Great titles…Survivor. Big Brother. The Curse of Oak Island. Say Yes to the Dress. Unmasking a Killer. These shows have catchy titles to help viewers… and network execs…understand what the show is all about. Today’s episode of Producing Unscripted is a deep-dive into choosing titles that help you, rather than hurt you, when developing your films, shows, or videos. We’ve got lots of practical advice and tips on thinking about, creating, and presenting titles that get attention. You’ll learn how to create titles for different kinds of buyers. We reveal the process we use to research and learn about appropriate titles for our own projects, so you can do the same. We give you four goals for every title you ever create. And finally, we share ten…count them ten…common title templates you can use to jumpstart your brainstorming process. While most of the examples we use are from unscripted television (no surprise if you’ve been around this site) these same concepts apply to creating titles for your film, novel, YouTube video…you name it. Listen now, and give yourself a giant head start when creating titles for your projects.
Create Great Titles: The Big Picture
To give you a simple roadmap, here are four goals to aim for with any title you create:
- Clearly convey what kind of project you’re pitching
- Inspire curiosity
- Attract buyers (and eventually viewers)
- Do it all concisely
When someone hears or reads your title, you want them to instantly get a vibe for what you’re developing. If you’re pitching Deadliest Catch, we can guess it’s action-packed and laced with danger. It’s clearly meant for male-skewing networks along the lines of the History or Discovery network.
On the other hand, if you’re pitching Say Yes to The Dress, we’re guessing it’s for female-skewing networks like Lifetime or WE.
Make sure your title matches up with your vision of the project.
Now that you have an idea of what you’re shooting for with your title creation sessions, it’s crucial to do your research. While not hard, many people skip this part, and it shows. You won’t make that mistake!
Know Where To Look
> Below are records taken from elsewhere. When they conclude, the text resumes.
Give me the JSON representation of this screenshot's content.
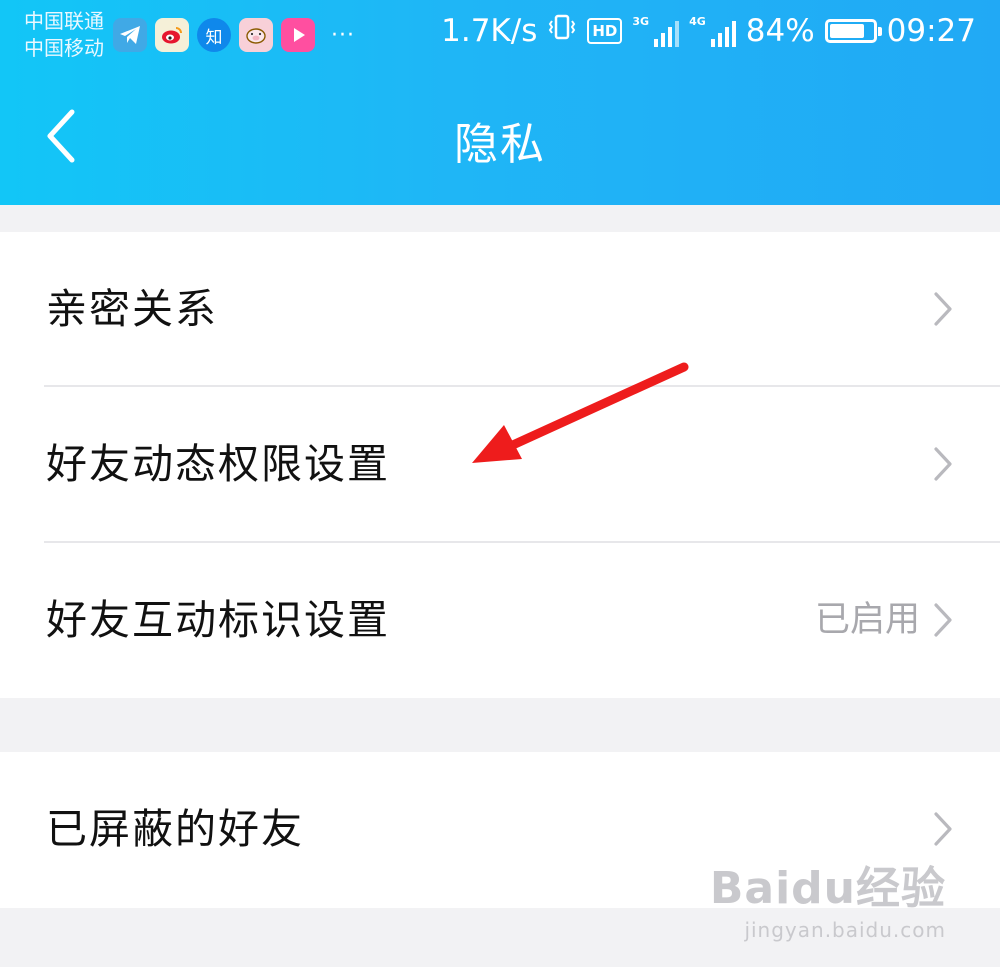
{
  "status_bar": {
    "carrier_1": "中国联通",
    "carrier_2": "中国移动",
    "notification_icons": [
      "telegram-icon",
      "weibo-icon",
      "zhihu-icon",
      "pig-app-icon",
      "youku-icon"
    ],
    "zhihu_glyph": "知",
    "more": "···",
    "speed": "1.7K/s",
    "hd": "HD",
    "net_3g": "3G",
    "net_4g": "4G",
    "battery_text": "84%",
    "battery_level": 0.84,
    "time": "09:27"
  },
  "header": {
    "title": "隐私"
  },
  "privacy_list": {
    "items": [
      {
        "label": "亲密关系",
        "value": ""
      },
      {
        "label": "好友动态权限设置",
        "value": ""
      },
      {
        "label": "好友互动标识设置",
        "value": "已启用"
      }
    ]
  },
  "blocked_list": {
    "items": [
      {
        "label": "已屏蔽的好友",
        "value": ""
      }
    ]
  },
  "watermark": {
    "logo": "Baidu经验",
    "url": "jingyan.baidu.com"
  },
  "colors": {
    "header_start": "#12c6f7",
    "header_end": "#21a9f5",
    "annotation_arrow": "#ee1c1c",
    "background": "#f2f2f4"
  }
}
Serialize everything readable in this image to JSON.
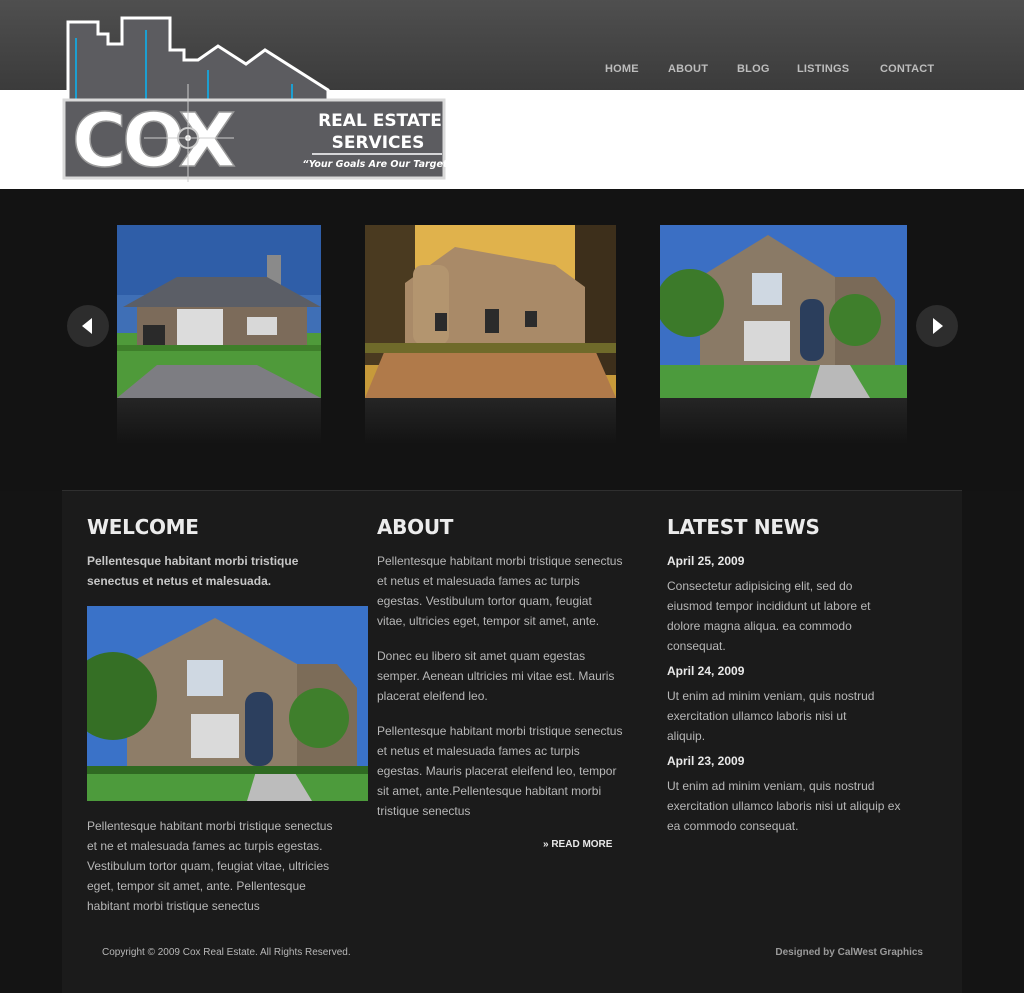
{
  "brand": {
    "name": "COX",
    "subtitle_line1": "REAL ESTATE",
    "subtitle_line2": "SERVICES",
    "tagline": "“Your Goals Are Our Target”"
  },
  "nav": {
    "items": [
      "HOME",
      "ABOUT",
      "BLOG",
      "LISTINGS",
      "CONTACT"
    ]
  },
  "slider": {
    "prev_icon": "arrow-left-icon",
    "next_icon": "arrow-right-icon"
  },
  "welcome": {
    "title": "WELCOME",
    "lead": "Pellentesque habitant morbi tristique senectus et netus et malesuada.",
    "body": "Pellentesque habitant morbi tristique senectus et ne et malesuada fames ac turpis egestas. Vestibulum tortor quam, feugiat vitae, ultricies eget, tempor sit amet, ante. Pellentesque habitant morbi tristique senectus"
  },
  "about": {
    "title": "ABOUT",
    "paragraphs": [
      "Pellentesque habitant morbi tristique senectus et netus et malesuada fames ac turpis egestas. Vestibulum tortor quam, feugiat vitae, ultricies eget, tempor sit amet, ante.",
      "Donec eu libero sit amet quam egestas semper. Aenean ultricies mi vitae est. Mauris placerat eleifend leo.",
      "Pellentesque habitant morbi tristique senectus et netus et malesuada fames ac turpis egestas. Mauris placerat eleifend leo, tempor sit amet, ante.Pellentesque habitant morbi tristique senectus"
    ],
    "read_more": "» READ MORE"
  },
  "news": {
    "title": "LATEST NEWS",
    "items": [
      {
        "date": "April 25, 2009",
        "text": "Consectetur adipisicing elit, sed do eiusmod tempor incididunt ut labore et dolore magna aliqua. ea commodo consequat."
      },
      {
        "date": "April 24, 2009",
        "text": "Ut enim ad minim veniam, quis nostrud exercitation ullamco laboris nisi ut aliquip."
      },
      {
        "date": "April 23, 2009",
        "text": "Ut enim ad minim veniam, quis nostrud exercitation ullamco laboris nisi ut aliquip ex ea commodo consequat."
      }
    ]
  },
  "footer": {
    "copyright": "Copyright © 2009 Cox Real Estate. All Rights Reserved.",
    "credit": "Designed by CalWest Graphics"
  },
  "colors": {
    "background": "#141414",
    "panel": "#1b1b1b",
    "header": "#444444",
    "accent_blue": "#1c9fd1"
  }
}
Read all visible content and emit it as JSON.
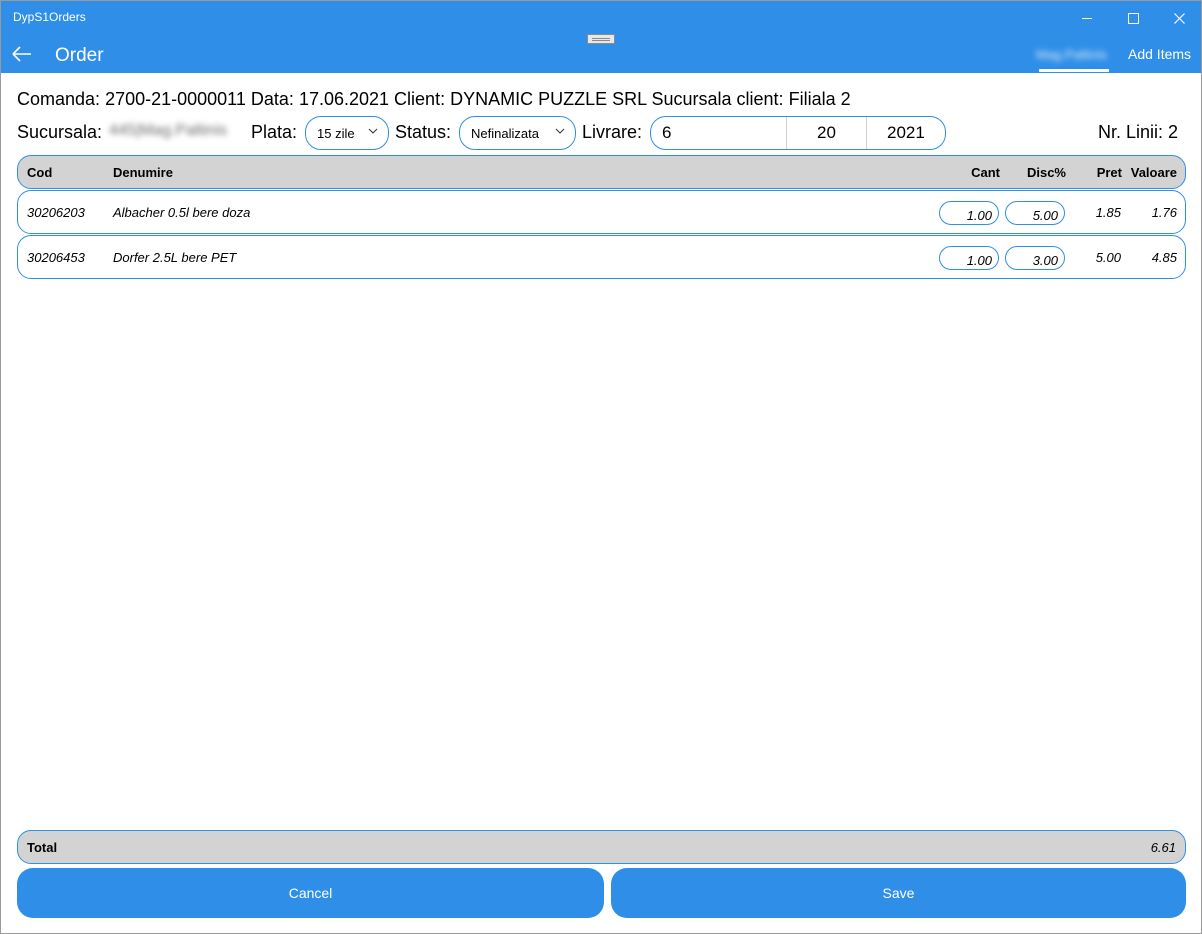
{
  "window": {
    "app_title": "DypS1Orders"
  },
  "header": {
    "page_title": "Order",
    "branch_tab": "Mag.Paltinis",
    "add_items_label": "Add Items"
  },
  "order": {
    "comanda_label": "Comanda:",
    "comanda_value": "2700-21-0000011",
    "data_label": "Data:",
    "data_value": "17.06.2021",
    "client_label": "Client:",
    "client_value": "DYNAMIC PUZZLE SRL",
    "sucursala_client_label": "Sucursala client:",
    "sucursala_client_value": "Filiala 2",
    "sucursala_label": "Sucursala:",
    "sucursala_value": "445|Mag.Paltinis",
    "plata_label": "Plata:",
    "plata_value": "15 zile",
    "status_label": "Status:",
    "status_value": "Nefinalizata",
    "livrare_label": "Livrare:",
    "livrare": {
      "month": "6",
      "day": "20",
      "year": "2021"
    },
    "nr_linii_label": "Nr. Linii:",
    "nr_linii_value": "2"
  },
  "columns": {
    "cod": "Cod",
    "denumire": "Denumire",
    "cant": "Cant",
    "disc": "Disc%",
    "pret": "Pret",
    "valoare": "Valoare"
  },
  "rows": [
    {
      "cod": "30206203",
      "denumire": "Albacher 0.5l bere doza",
      "cant": "1.00",
      "disc": "5.00",
      "pret": "1.85",
      "valoare": "1.76"
    },
    {
      "cod": "30206453",
      "denumire": "Dorfer 2.5L bere PET",
      "cant": "1.00",
      "disc": "3.00",
      "pret": "5.00",
      "valoare": "4.85"
    }
  ],
  "total": {
    "label": "Total",
    "value": "6.61"
  },
  "buttons": {
    "cancel": "Cancel",
    "save": "Save"
  },
  "colors": {
    "accent": "#2f8fe8",
    "header_gray": "#d3d3d3"
  },
  "icons": {
    "back": "arrow-left-icon",
    "minimize": "minimize-icon",
    "maximize": "maximize-icon",
    "close": "close-icon",
    "chevron": "chevron-down-icon"
  }
}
So how’s it work? You visit the websites of the TV networks you hope to pitch. Or, if you’re writing a screenplay, find successful titles in the genre you’re working in. That’s how you draw informed inspiration.
Personally, we do this research every time we prep our pitches for TV networks.
For instance, let’s have a look at some of the current titles on Lifetime:
- Dance Moms
- Married at First Sight
- Marrying Millions
- Cheerleader Generation
- American Princess
You get a sense that all those titles belong on that network. They all skew female, dealing with subjects like marriage, relationships, motherhood and style.
Now, let’s take a look at what History Channel has going on:
- The Curse of Oak Island
- Mountain Men
- Forged in Fire
- The Curse of Civil War Gold
Instantly, you can tell these are very different shows from those airing on Lifetime.
Not Just for Unscripted TV
To use a film example, let’s say you’re a screenwriter creating a title for a horror script. So visit the Blumhouse IMDB page and look at some of the movies they’ve put out in recent years:
- Paranormal Activity
- The Purge
- Happy Death Day
Creepy titles that scream horror. So, you wouldn’t want to call your chilling screenplay something like Garden State. That might sound like a silly example, but a lot of projects we’ve been pitched have titles that are completely at odds with the show’s concept and style.
So when thinking of pitching any network, studio, or executive, make sure your title fits in with everything else they’re doing. Don’t pitch a title that sells touchy-feely love and fashion to NatGeo. Or a title that’s packed with dudes and danger to OWN.
Different Kinds of Film and TV Titles
To wrap up today’s podcast episode, we give you ten (yes, ten!) different templates you can use to start brainstorming. We call these:
- Just Say It
- Sell a Subculture
- The Big Question
- Twisted Phrases
- Title Riffing
- Dramatic Destination
- Name or Moniker
- Mission and Action
- Defining Trait
- Unlikely Pairings
How do they work? Just click on that giant PLAY button at the top of the page to find out! Get ready to take your titles to the next level.
Helpful and Related Links
A great article from The Hollywood Reporter on the techniques and tactics execs use when trying to crack a title.
Did you know Saved by the Bell was originally called Good Morning, Miss Bliss? Guess what a sitcom dubbed Six of One became? A little show called Friends. Here are more fun title change facts from Mental Floss.
Speaking of titles, can you guess where our company name came from? (Hope you can figure that one out.) But check out the Joke Productions Real Screen Story for some funny facts about how the company came to be.
On Twitter? Us too! Find us here: @JokeAndBiagio – we do our best to reply to all tweets (but it can take time if we’re in production!)
Let’s Make some TV Together
Okay, you’re now ready to give your amazing project a super cool title. Then what? Maybe you’re thinking about pitching to our company Joke Productions?
Here’s what you need to know:
Read our in-depth page about how to pitch us a show. It also talks about what it’s really like to work in our business, the unscripted TV and film industry.